"Fourth: That each and all of the allegations set forth in plaintiff's complaint herein not consistent with the findings herein set forth, are untrue."

Judgment was entered in favor of defendant in accordance with said findings, and this appeal is from said judgment.

[1] The principal, and in fact, the only contention of appellant is that the judgment is contrary to the evidence. We shall, therefore, give a brief summary of the evidence.

Respondent owned a shoe store at Susanville, California, and also one at Grant's Pass, Oregon, where he resided. He evidently desired to have appellant manage the Susanville store, and on March 5, 1943, appellant telegraphed respondent as follows: "Offer acceptable, would like written agreement of Forty weekly draw plus third profits for time employed as we discussed. ... Answer Western Union collect if accepted." To which respondent replied on March 6, 1943: "Wire received. Written agreement OK. Salary OK. Look for you Thursday." Appellant thereupon went to Susanville and took charge of respondent's shoe store and continued in [79 Cal. App. 2d 382] said employment until about the middle of September, 1943, a period of approximately six months. He drew the sum of $40 per week. Upon the termination of appellant's employment there was some discussion between appellant and respondent as to what was due appellant. Appellant introduced into evidence what he and his counsel referred to as a "tentative" or "estimated" settlement which was in respondent's handwriting and read as follows:

Tabular Material Omitted

Respondent thereupon paid appellant the sum of $857.82 which together with the sum of $171.56 withholding tax made a total payment to appellant of $1,028.38. Appellant evidently claimed that he was entitled to more money, and on September 14, 1943, after the termination of said employment, respondent gave appellant a statement reading: "Will pay any increase of markup over 40% on Sales of $18,746 Jan 1944."

Appellant argues that he was entitled to receive any and all increase of markup over 40 per cent on individual sales and that the markup ran from 45 per cent to 50 per cent. Respondent argues, and the evidence introduced by him tends to show, that the average markup was from 38 per cent to 40 per cent. We have read the record carefully and it must be stated that it is not very clear just what the situation was, but, in our opinion, the evidence preponderates in favor of the position of respondent and the findings of the trial court.
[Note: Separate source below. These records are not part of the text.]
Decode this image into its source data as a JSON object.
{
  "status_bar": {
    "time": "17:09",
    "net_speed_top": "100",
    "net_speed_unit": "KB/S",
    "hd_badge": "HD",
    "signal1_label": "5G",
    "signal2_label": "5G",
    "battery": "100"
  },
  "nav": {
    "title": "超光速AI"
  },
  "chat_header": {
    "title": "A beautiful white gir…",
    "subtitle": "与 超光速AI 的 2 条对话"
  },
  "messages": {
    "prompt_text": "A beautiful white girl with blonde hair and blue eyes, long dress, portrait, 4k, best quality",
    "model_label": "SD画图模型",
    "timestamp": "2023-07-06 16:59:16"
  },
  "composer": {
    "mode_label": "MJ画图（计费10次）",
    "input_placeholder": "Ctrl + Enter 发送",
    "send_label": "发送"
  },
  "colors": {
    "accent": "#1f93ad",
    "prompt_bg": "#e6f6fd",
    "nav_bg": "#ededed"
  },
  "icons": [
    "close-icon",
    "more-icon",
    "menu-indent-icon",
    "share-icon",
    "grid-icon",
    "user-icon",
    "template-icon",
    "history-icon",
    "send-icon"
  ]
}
The burden of proof was upon appellant to prove the allegations of his complaint by evidence which clearly established the truth of said allegations. The following language of our Supreme Court in Reese v. Smith, 9 Cal. 2d 324, at page 328 [70 P.2d 933], is singularly applicable to the record in the instant case:
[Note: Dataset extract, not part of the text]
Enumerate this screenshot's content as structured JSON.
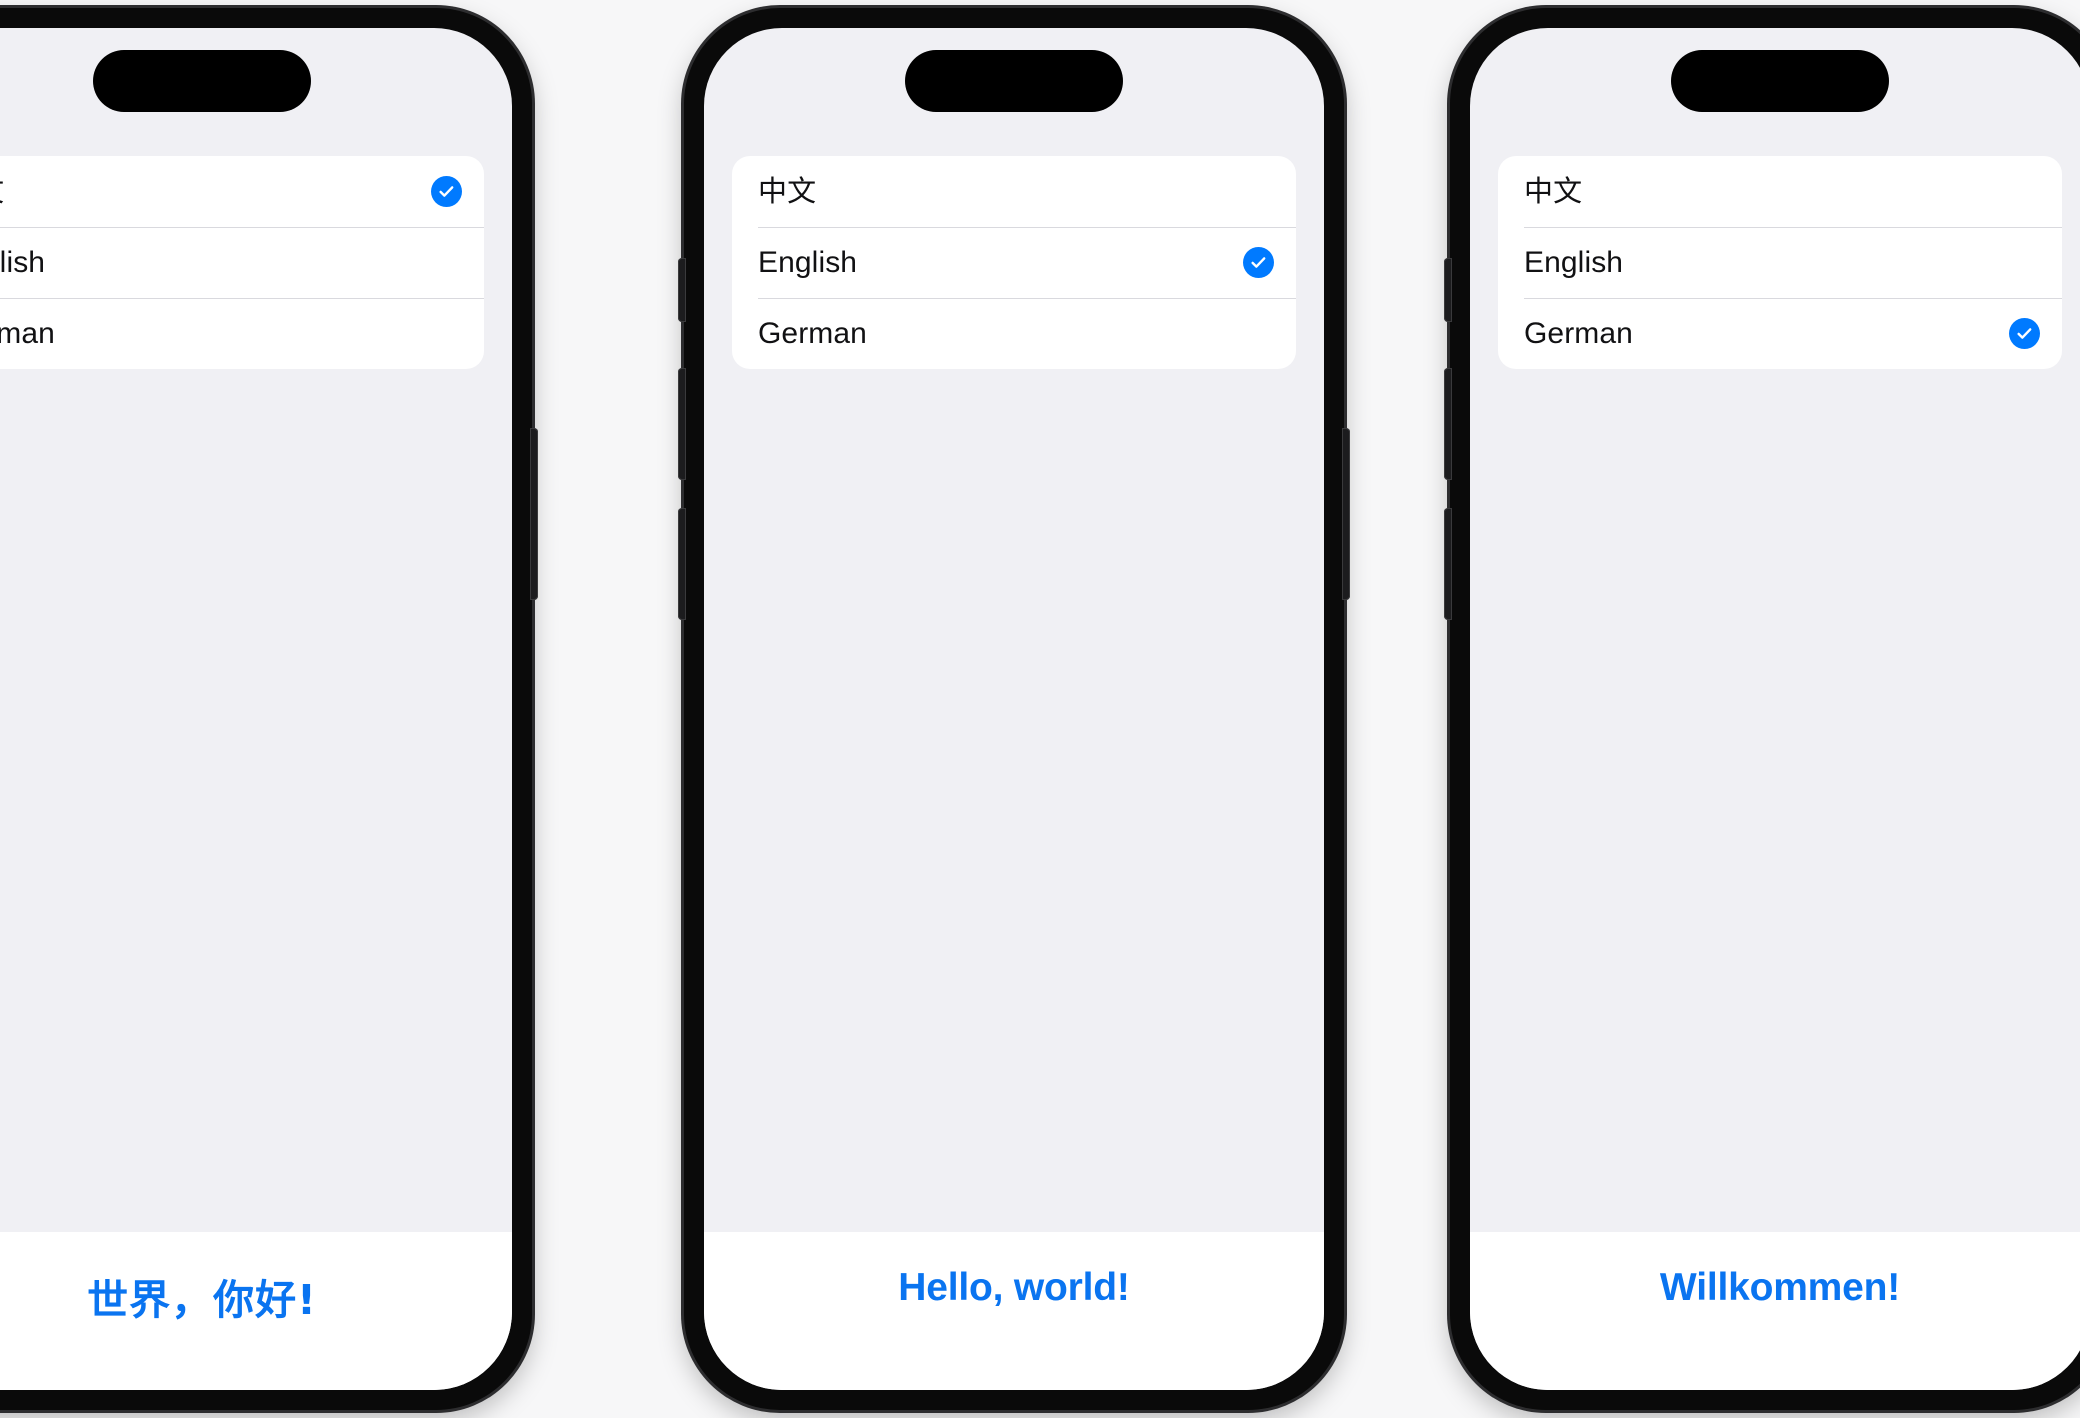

"In that connection it should be noted that upon the issues raised by the pleadings, the plaintiff was bound to assume the burden of proof and in the end prevail by a preponderance of the evidence. If the existence of an essential fact upon which a party relies is left in doubt or uncertainty, the party upon whom the burden rests to establish that fact should [79 Cal. App. 2d 383] suffer, and not his adversary. (Patterson v. San Francisco etc. Ry. Co., 147 Cal. 178 [81 P. 531].) A judgment cannot be based on guesses or conjectures. (Puckhaber v. Southern Pac. Co., 132 Cal. 363 [64 P. 480].) And, also, 'A finding of fact must be an inference drawn from evidence rather than on a mere speculation as to probabilities without evidence. A majority of chances never can suffice alone to establish a proposition of fact, since the slightest real evidence would outweigh all contrary probabilities.' (23 Cor.Jur., sec. 1750, p. 18.)"
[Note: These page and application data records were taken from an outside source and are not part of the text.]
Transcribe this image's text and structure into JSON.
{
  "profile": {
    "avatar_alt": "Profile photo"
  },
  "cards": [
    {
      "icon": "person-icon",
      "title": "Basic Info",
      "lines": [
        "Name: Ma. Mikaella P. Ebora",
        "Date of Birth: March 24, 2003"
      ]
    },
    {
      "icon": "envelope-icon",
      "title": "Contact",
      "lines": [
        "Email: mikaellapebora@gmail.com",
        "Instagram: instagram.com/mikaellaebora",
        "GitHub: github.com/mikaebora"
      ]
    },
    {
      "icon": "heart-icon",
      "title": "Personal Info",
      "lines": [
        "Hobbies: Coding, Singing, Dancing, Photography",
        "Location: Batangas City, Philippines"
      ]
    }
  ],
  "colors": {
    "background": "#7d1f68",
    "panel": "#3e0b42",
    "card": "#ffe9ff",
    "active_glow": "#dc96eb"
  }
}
It is a rule too well established to require the citation of authority that when a judgment is attacked as being unsupported, the power of the appellate court begins and ends with a determination as to whether there is any substantial evidence, contradicted or uncontradicted, which will support the conclusion reached by the court. Bearing in mind this familiar rule, we are convinced that there is ample evidence in the record to sustain the determination of the trial court that appellant had been fully compensated under the terms of his agreement with respondent.

The judgment is affirmed.

Peek, J., and Thompson, J., concurred.